Required action: In the records below, count the lines that have "data" and answer with the number alone.

Collection entries
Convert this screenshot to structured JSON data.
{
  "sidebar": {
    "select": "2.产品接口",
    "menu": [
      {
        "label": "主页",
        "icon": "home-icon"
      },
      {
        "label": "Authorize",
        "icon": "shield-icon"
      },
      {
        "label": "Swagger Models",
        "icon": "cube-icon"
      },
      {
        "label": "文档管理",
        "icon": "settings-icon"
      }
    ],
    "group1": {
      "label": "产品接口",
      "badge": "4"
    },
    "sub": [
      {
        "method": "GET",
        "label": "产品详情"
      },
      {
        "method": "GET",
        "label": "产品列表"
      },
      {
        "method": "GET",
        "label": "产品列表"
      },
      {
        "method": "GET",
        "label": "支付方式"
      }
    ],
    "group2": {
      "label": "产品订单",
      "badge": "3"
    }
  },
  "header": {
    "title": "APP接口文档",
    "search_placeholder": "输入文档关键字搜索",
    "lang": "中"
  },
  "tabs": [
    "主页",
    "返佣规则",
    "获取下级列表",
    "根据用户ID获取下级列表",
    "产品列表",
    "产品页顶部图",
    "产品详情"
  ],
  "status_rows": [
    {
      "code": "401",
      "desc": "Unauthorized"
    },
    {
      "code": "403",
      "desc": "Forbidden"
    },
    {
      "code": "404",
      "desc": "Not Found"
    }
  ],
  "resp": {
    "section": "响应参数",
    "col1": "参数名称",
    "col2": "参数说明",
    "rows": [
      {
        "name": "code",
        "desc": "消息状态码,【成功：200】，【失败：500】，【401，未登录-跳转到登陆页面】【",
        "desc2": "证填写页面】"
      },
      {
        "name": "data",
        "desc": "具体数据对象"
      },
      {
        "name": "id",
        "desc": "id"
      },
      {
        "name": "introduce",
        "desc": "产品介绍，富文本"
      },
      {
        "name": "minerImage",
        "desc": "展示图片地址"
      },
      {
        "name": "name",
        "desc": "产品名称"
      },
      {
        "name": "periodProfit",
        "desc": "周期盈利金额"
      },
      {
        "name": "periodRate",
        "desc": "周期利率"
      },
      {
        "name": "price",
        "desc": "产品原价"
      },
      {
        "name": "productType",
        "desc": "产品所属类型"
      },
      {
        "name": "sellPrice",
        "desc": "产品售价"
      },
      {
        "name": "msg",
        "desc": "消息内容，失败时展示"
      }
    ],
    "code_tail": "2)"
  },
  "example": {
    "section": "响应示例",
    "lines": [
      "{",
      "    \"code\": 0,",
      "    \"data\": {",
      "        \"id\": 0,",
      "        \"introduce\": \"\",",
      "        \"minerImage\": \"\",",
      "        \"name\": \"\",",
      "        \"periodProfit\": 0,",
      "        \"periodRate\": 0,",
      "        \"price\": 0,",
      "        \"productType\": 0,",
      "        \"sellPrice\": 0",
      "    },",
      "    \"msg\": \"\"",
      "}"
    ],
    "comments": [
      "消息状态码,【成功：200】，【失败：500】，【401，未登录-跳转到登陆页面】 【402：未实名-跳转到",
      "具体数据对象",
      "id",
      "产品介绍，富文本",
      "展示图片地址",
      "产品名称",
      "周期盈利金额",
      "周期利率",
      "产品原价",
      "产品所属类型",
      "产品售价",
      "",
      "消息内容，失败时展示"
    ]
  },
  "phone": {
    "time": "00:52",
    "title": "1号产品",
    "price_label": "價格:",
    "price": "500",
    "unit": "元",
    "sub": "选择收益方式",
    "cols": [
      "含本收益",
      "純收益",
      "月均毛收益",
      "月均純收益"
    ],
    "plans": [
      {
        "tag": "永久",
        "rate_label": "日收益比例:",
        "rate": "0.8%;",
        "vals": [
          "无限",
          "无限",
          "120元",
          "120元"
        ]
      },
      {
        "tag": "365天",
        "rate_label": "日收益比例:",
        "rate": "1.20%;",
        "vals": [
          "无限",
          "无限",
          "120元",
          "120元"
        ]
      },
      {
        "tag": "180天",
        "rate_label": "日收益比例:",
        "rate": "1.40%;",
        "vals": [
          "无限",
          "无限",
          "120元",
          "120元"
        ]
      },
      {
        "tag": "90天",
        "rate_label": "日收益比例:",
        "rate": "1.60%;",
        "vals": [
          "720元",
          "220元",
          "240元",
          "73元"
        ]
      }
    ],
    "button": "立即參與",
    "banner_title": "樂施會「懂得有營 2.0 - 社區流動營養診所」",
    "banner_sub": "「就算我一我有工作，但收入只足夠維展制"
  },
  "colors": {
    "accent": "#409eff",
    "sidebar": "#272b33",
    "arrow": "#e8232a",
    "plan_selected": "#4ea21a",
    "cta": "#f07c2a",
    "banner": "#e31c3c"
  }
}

Output of the task: 3